Shelter dogs are really quite misunderstood
Cumberland Valley Animal Shelter
(1/2013) I think when people come in to look at our dogs available for adoption, they use their own frame of reference with the dogs they've had in their lifetime. This is completely fine -- it's totally normal and human and to be expected.
But shelter dogs aren't like those dogs -- they don't have the stability and security of a home. I worry that a lot of people never take the time to consider what a shelter dog has been through.
Let's look at it from their perspective.
A lot of shelter dogs actually start out in a home, but for whatever reason -- they get away from someone who never bothers to look for them or their owner can no longer care for them -- they find themselves in an animal shelter.
First, the shock of being in a cage must be severe. For us it would be like going from our homes to living in an elevator. Plus, a lot of dogs can sense what a shelter is. Even when they return just for a visit, they'll balk at the door, not wanting to go in -- so what must that first night in a shelter be like for a dog?
We have a lab mix who came in as a stray just today and when I went back to get some water, he was standing up watching me, while all the other dogs were sleeping for the night.
The tension and stress when that cage door first shuts must be immense.
The dog usually stays in the kennel for a few days to a week, while staff gives him time to get adjusted to his new environment. So, he's living in a cage, eating different food, surrounded by people he doesn't recognize.
Then he's given a temperament test. Can you imagine this? You're living in a new environment, one you're completely unfamiliar with, and then you're put through a series of tests to see how you react.
Once that's finished, he's neutered.
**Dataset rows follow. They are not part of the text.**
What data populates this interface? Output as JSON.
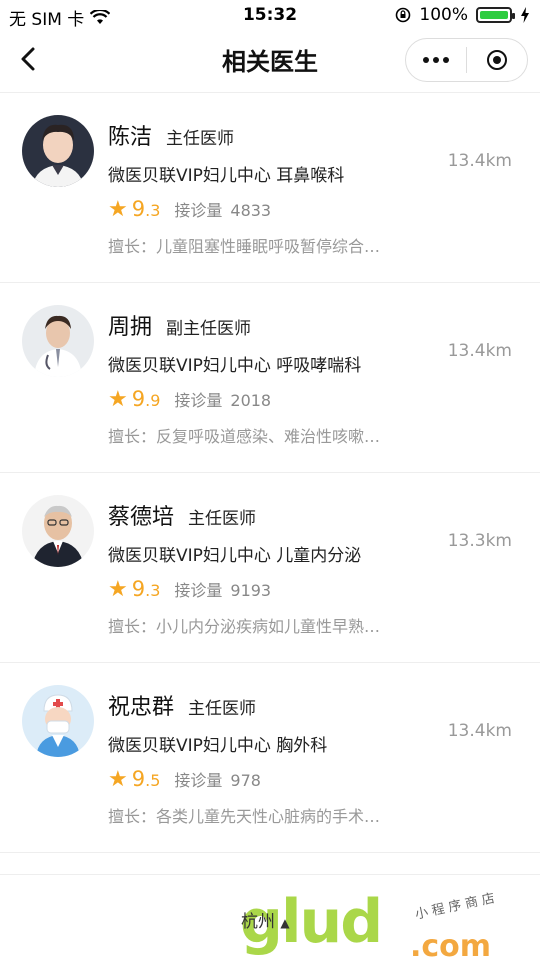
{
  "status_bar": {
    "carrier": "无 SIM 卡",
    "time": "15:32",
    "battery": "100%"
  },
  "nav": {
    "title": "相关医生"
  },
  "doctors": [
    {
      "name": "陈洁",
      "title": "主任医师",
      "department": "微医贝联VIP妇儿中心 耳鼻喉科",
      "distance": "13.4km",
      "rating_int": "9",
      "rating_dec": ".3",
      "consult_label": "接诊量",
      "consults": "4833",
      "specialty": "擅长：儿童阻塞性睡眠呼吸暂停综合…"
    },
    {
      "name": "周拥",
      "title": "副主任医师",
      "department": "微医贝联VIP妇儿中心 呼吸哮喘科",
      "distance": "13.4km",
      "rating_int": "9",
      "rating_dec": ".9",
      "consult_label": "接诊量",
      "consults": "2018",
      "specialty": "擅长：反复呼吸道感染、难治性咳嗽…"
    },
    {
      "name": "蔡德培",
      "title": "主任医师",
      "department": "微医贝联VIP妇儿中心 儿童内分泌",
      "distance": "13.3km",
      "rating_int": "9",
      "rating_dec": ".3",
      "consult_label": "接诊量",
      "consults": "9193",
      "specialty": "擅长：小儿内分泌疾病如儿童性早熟…"
    },
    {
      "name": "祝忠群",
      "title": "主任医师",
      "department": "微医贝联VIP妇儿中心 胸外科",
      "distance": "13.4km",
      "rating_int": "9",
      "rating_dec": ".5",
      "consult_label": "接诊量",
      "consults": "978",
      "specialty": "擅长：各类儿童先天性心脏病的手术…"
    }
  ],
  "bottom_bar": {
    "city": "杭州"
  },
  "watermark": {
    "brand": "glud",
    "domain": ".com",
    "slogan": "小程序商店"
  },
  "colors": {
    "accent_star": "#f5a623",
    "muted_text": "#999999",
    "divider": "#eeeeee"
  }
}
Yup. Now you have to have major surgery.
Then, if all goes well, he's put up for adoption, and moved from an isolation kennel to one in adoption, where countless people walk through every day to look and maybe talk to him and possibly feed him treats.
If he's lucky -- really lucky -- he'll be a breed that everyone loves -- small, cute, friendly, perhaps a puppy -- and he'll be adopted quite fast.
If he's not so lucky, if it's difficult to tell what he may be mixed with, if he looks even remotely like a pitbull, chances are he'll stay in adoption for a rather lengthy period of time. For purposes of our story, lets say four months.
So, again, imagine you've lost the home you've always known and you're living in an elevator. You've been tested and undergone surgery and now, four months later, you're still in that same space while people walk by looking at you.
Would you be completely perfect? I would be nuttier than I already am -- a concept that frightens both of my parents, I'm sure.
Shelter dogs are not like dogs in a home. They have a massive amount of pent up energy that they aren't always able to unleash. They don't have much of a schedule, like a dog in a home does. They don't have a routine, where mom and dad come home every night and feed them the same food from the same bowl. They don't always have the same bed every night
(we change and clean blankets every day, so the chances of them getting the same one are slim). Different people walk them every day.
Shelter dogs are in transition. They're very much in flux. Have you ever found yourself in that station in life? Moving from one job to another or one apartment to another? It's confusing and tiring and difficult.
So if you find yourself looking for a dog at an animal shelter, please understand that what you see in a kennel may not be what you have in your home a month or two down the line.
Know that when you take a shelter dog out on a leash, just because he pulls and yanks and drags you, doesn't mean he's a bad dog. It doesn't mean he doesn’t know how to behave on a leash, it just means he has a lot of energy to burn and is too excited at being free to mind his manners.
Imagine what you would be like after four months in an elevator when someone would open the doors and take you for a walk. If you are anything like me, being "good" would be the farthest thing from your mind.
The most important thing to remember when looking for a shelter dog is that you're saving a life -- two, technically. You're making a life-time commitment to be there for that pup -- to be his stability, his foundation, his safety, his security and his love.
In addition, you're opening a kennel for the next dog who needs a space, who needs somewhere to stay while he transitions into a forever home.
Shelter dogs may be misunderstood, but for those people who take a chance on one, through all the trials and tribulations they may face, they will have discovered a treasure beyond price.
Find your own diamond in the rough; adopt today.
Jennifer Vanderau is the Director of Communications for the Cumberland Valley Animal Shelter in Chambersburg, Pa., and can be reached at email@example.com. The shelter accepts both monetary and pet
supply donations. For more information, call the shelter at (717) 263-5791 or visit the website www.cvas-pets.org.
Read other articles by Jennifer Vanderau